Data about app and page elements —

--- START ---

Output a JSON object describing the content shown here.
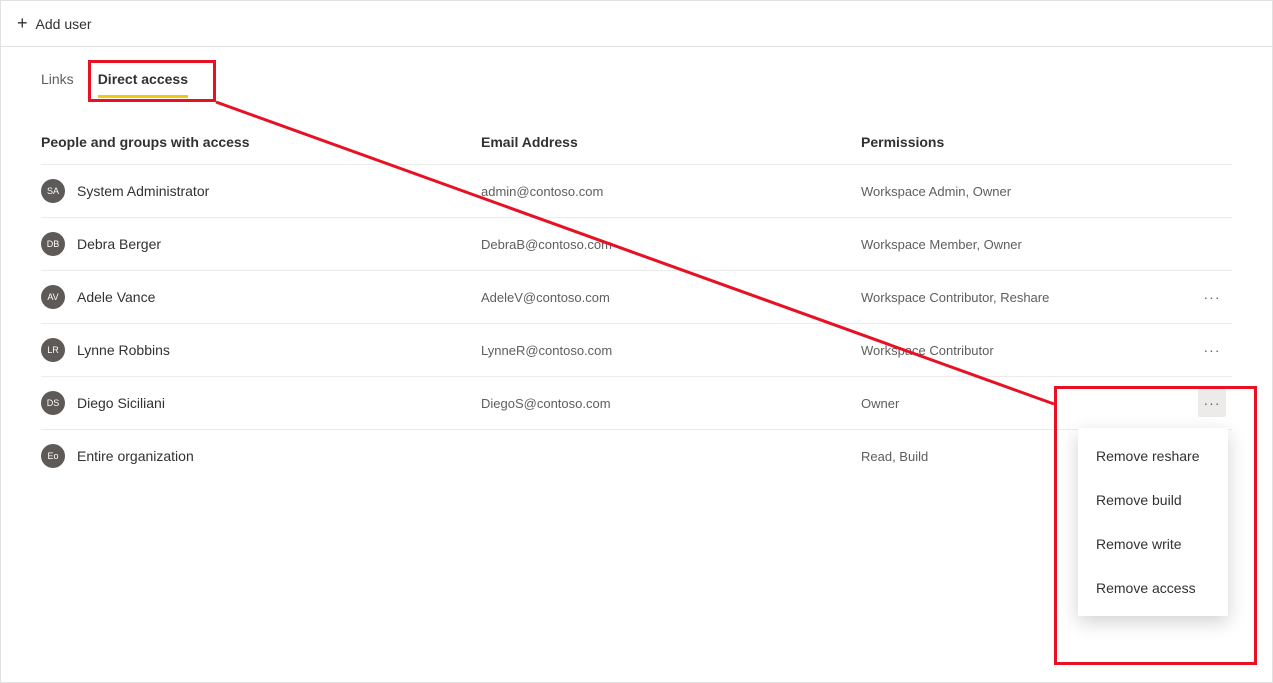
{
  "toolbar": {
    "add_user_label": "Add user"
  },
  "tabs": {
    "links": "Links",
    "direct_access": "Direct access"
  },
  "headers": {
    "people": "People and groups with access",
    "email": "Email Address",
    "permissions": "Permissions"
  },
  "rows": [
    {
      "initials": "SA",
      "name": "System Administrator",
      "email": "admin@contoso.com",
      "perm": "Workspace Admin, Owner",
      "more": false
    },
    {
      "initials": "DB",
      "name": "Debra Berger",
      "email": "DebraB@contoso.com",
      "perm": "Workspace Member, Owner",
      "more": false
    },
    {
      "initials": "AV",
      "name": "Adele Vance",
      "email": "AdeleV@contoso.com",
      "perm": "Workspace Contributor, Reshare",
      "more": true
    },
    {
      "initials": "LR",
      "name": "Lynne Robbins",
      "email": "LynneR@contoso.com",
      "perm": "Workspace Contributor",
      "more": true
    },
    {
      "initials": "DS",
      "name": "Diego Siciliani",
      "email": "DiegoS@contoso.com",
      "perm": "Owner",
      "more": true,
      "highlight": true
    },
    {
      "initials": "Eo",
      "name": "Entire organization",
      "email": "",
      "perm": "Read, Build",
      "more": false
    }
  ],
  "menu": {
    "items": [
      "Remove reshare",
      "Remove build",
      "Remove write",
      "Remove access"
    ]
  }
}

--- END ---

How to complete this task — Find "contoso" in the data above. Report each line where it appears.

Finished task —
      "email": "admin@contoso.com",
      "email": "DebraB@contoso.com",
      "email": "AdeleV@contoso.com",
      "email": "LynneR@contoso.com",
      "email": "DiegoS@contoso.com",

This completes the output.